Each image should be skipped while the records are restated word for word.

• Dataset records:

◆ ◆ ◆

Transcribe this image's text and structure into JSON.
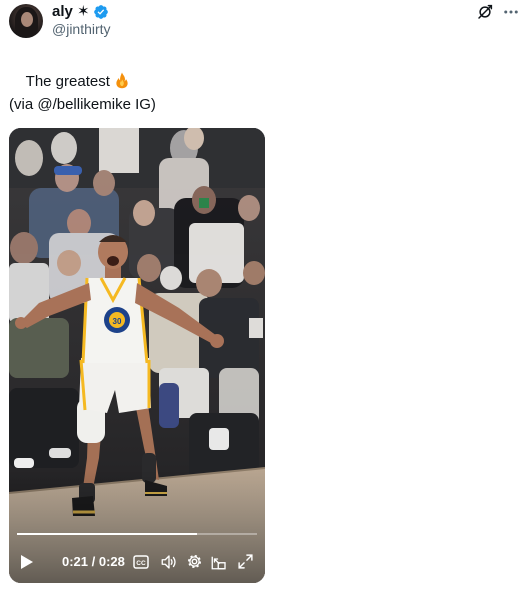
{
  "author": {
    "display_name": "aly ✶",
    "handle": "@jinthirty",
    "verified": true
  },
  "tweet": {
    "line1": "The greatest",
    "line1_emoji": "fire-icon",
    "line2": "(via @/bellikemike IG)"
  },
  "video": {
    "time_display": "0:21 / 0:28",
    "progress_fraction": 0.75,
    "controls": [
      "play-icon",
      "captions-icon",
      "volume-icon",
      "settings-icon",
      "pip-icon",
      "fullscreen-icon"
    ]
  },
  "colors": {
    "verified_blue": "#1d9bf0",
    "text_primary": "#0f1419",
    "text_secondary": "#536471",
    "jersey_white": "#f5f5f2",
    "jersey_gold": "#f5b922",
    "jersey_blue": "#1d428a"
  }
}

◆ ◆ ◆

• Your solution:
Transcribe this image's text and structure into JSON.
{
  "author": {
    "display_name": "aly ✶",
    "handle": "@jinthirty",
    "verified": true
  },
  "tweet": {
    "line1": "The greatest",
    "line1_emoji": "fire-icon",
    "line2": "(via @/bellikemike IG)"
  },
  "video": {
    "time_display": "0:21 / 0:28",
    "progress_fraction": 0.75,
    "controls": [
      "play-icon",
      "captions-icon",
      "volume-icon",
      "settings-icon",
      "pip-icon",
      "fullscreen-icon"
    ]
  },
  "colors": {
    "verified_blue": "#1d9bf0",
    "text_primary": "#0f1419",
    "text_secondary": "#536471",
    "jersey_white": "#f5f5f2",
    "jersey_gold": "#f5b922",
    "jersey_blue": "#1d428a"
  }
}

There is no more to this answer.